1983: "C’est Paris!" Antoine called out. "Paris est chuté! Paris est détruit!"
||1983: The balance of power in South America is less stable, and often dictators find it easier to just cede a city (or an entire province) to a megalomaniac metahuman, rather than waste their army trying to bring him down.|
1983: Some of the strangest and saddest episodes arose from the deployment of dangerous syntergenes. "Instant brainwashing" caused over a hundred gun owners in Wisconsin and Iowa to open fire on anyone wearing a uniform with a US flag on it.
Changing Times: 1983 to 1999
The space elevator Thien The Thang Máy has 10d for lifting things up to 62,000 miles away from the Earth’s surface. It takes Nguyet 5 Base Will and five months to design the thing. If the global free market is given access to Thien The Thang Máy, for two years it produces a +1 global Technology bonus, and then a +1 global Economy boost for three years. If she keeps it for the sole use of Progressive Harmony nations, they get +1 bonuses to War and Technology for two years, and then +1 bonuses to Technology and Economy for three years. But they produce a global +1 bonus on Suspicion if kept for Vietnam alone.
Alphonse "Zipperneck" Russo. Infected with dark energy, Zipperneck could not only fly, he’d developed massive strength and near-invulnerability. This constellation of powers would eventually become the most common, but Alphonse was the first, and the strongest.
1992: The airborne human immunodeficiency virus, now known as A-HIV, pops up in isolated areas outside the Dakotas. The spread of the disease is drastically outstripped by the spread of A-HIV panic, which rapidly goes global. Face-mask sales skyrocket.
1993: Amy Sykes and Derrick Atford get engaged and hold a marriage ceremony on Atlantis that turns into a metahuman battle rivaling the Laotian Götterdammerung.
1995: The Children of Å schism into two groups, those following the Giver of Other Selves and those following the Holder of History and the Liberator of É. However, both factions continue to work on the world-ship, now dubbed the "Årk."
1999: Abe Sykes and his metahuman emergency relief group New ID/EA go to the aid of earthquake-ravaged Turkey.

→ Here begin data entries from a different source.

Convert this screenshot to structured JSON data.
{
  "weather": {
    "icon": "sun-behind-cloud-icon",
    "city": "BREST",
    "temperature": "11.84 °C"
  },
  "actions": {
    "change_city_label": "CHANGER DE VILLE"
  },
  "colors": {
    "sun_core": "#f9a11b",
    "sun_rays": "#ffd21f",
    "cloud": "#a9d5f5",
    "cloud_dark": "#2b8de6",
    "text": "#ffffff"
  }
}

Danny "Plasmäctopus" Gore. He dreamed of fire and grace and (for some reason) of sea creatures, and when he woke up he was climbing up the side of the Capitol rotunda with one of his former idols circling in the air, eyes wide. "Wait," Danny tried to say, "I'm a good guy!" But he wound up getting blasted with a force bolt and being chased off by the very heroes he hoped to emulate.
A rocky start, but Danny was always an optimist. He saw the glass as half full. Half full of fire and octopus tentacles.
Table of Contents
Introduction: Not Talking About the War
Chapter 1: This Changing World
- The Big Idea
- Character Generation
- How Powers Spread
- Changing the World
- The Charts
- The View From Above
Chapter 2: These Changing Times
- The Rise of the Progenitor: 1968 to 1982
- The Metapocalypse
- Changing Times: 1983 to 1999
- Y2K: The End and the Beginning
Chapter 3: Who and What
- Tier 1 Characters
- Tier 2 Characters
- Tier 3 Characters
- Tier 4 Characters
- Tier 5 Characters
- Tier 6 Characters
- Tier 7 Characters
- Tier 8 Characters
- Tier 9 Characters
- Tier 10 Characters
- Straightforward Villains
- Devices and Developments
- Gadgeteers and the Metrics
Chapter 4: Nations and Organizations
- Progressive Harmony
- The Progress Cadre
- Pushcore Technologies
- The Church of the Emerald Virgin